POLICE RADIO NETS BANDITS
Pair Identified as Robbers of Pasadena Store Caught Nine Minutes and Thirty Seconds Later
LOS ANGELES TIMES –PASADENA, November 17, 1930 –Success of the new police radio broadcasting system was further demonstrated today when two armed bandits who just held-up the MacMarr grocery store at 60 North Lake avenue were captured nine minutes and thirty seconds after the bold crime was committed.
The suspects, Elvon Adamson and Joseph R. Jarred, are asserted to have driven away in their automobile at a high rate of speed after collecting $50 from three MacMarr clerks whom they forced into the meat department ice box at pistol point.
While the bandits were making an unsuccessful attempt to open the store safe, Fred Schwoerer of 1092 North Catalina avenue, one of the victims, seized the oppportunity to peer out of the door and obtain a description of the robbers’ automobile which they had parked in the rear of the building.
As the gunmen dashed for their machine, Schwoerer telephoned a description of the men and the car to the police, paying no attention to threats of death if the employees moved from the ice box. The report of the robbery and the descriptions were immediately broadcast to patrol cars by D.R. Hamilton, police radio announcer.
Patrolmen H.D. Mallone and C.B. Lay were cruising about near the intersection of South El Molino avenue and Alpine street when they received orders through the patrol car’s radio receiver to halt the bandits in the event they tried to escape toward Los Angeles via South Fair Oaks avenue.
At the intersection of Fair Oaks and Glenarm street, the officers saw a car speeding south which answered the description and succeeded in overtaking it after a half-mile chase.
One of the bandit suspects attempted to snatch his revolver from its holster, but Lay “beat him to the draw,” and the prisoners were handcuffed after surrendering their revolvers.
They described themselves as Joseph R. Jarred, 25 years of age, 5868 San Pedro street, Los Angeles, and Elvon Adamson, 20, of 2661 South Strathmore street, Wilmar. They denied implication in the hold-up, but were identified by their victims.
Because of crowded conditions in the old jail, and to prevent them from communicating, the suspects won the doubtful honor of being the first orthodox inmates of the new $200,000 jail building on North Broadway which will be formally opened within a few days.
The arresting officers, both of whom are members of the police football team which meets the firemen in the Rose Bowl Friday night, were congratulated by Chief of Police Charles H. Kelley.
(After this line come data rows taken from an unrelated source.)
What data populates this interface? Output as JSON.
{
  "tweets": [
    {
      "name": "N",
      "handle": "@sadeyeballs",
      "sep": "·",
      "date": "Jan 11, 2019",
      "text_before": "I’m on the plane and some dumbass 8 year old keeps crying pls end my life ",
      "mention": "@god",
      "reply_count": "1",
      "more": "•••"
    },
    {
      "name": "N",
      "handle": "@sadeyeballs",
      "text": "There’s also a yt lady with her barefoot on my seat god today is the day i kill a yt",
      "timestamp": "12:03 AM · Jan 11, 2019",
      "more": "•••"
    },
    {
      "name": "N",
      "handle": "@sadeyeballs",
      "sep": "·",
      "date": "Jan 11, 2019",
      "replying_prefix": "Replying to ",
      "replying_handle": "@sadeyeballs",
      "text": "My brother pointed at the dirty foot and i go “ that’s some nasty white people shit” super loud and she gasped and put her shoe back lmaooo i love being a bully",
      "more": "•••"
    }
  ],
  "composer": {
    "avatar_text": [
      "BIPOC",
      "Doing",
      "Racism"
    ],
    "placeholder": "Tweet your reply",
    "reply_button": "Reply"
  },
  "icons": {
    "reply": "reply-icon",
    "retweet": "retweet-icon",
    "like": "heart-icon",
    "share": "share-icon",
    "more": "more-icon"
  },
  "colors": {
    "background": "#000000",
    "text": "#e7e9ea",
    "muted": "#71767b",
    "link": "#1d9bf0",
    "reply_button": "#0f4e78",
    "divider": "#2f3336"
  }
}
“The radio system, the first police broadcaster in the State, now promises to be our finest line of defense against the underworld,” Chief Kelley declared.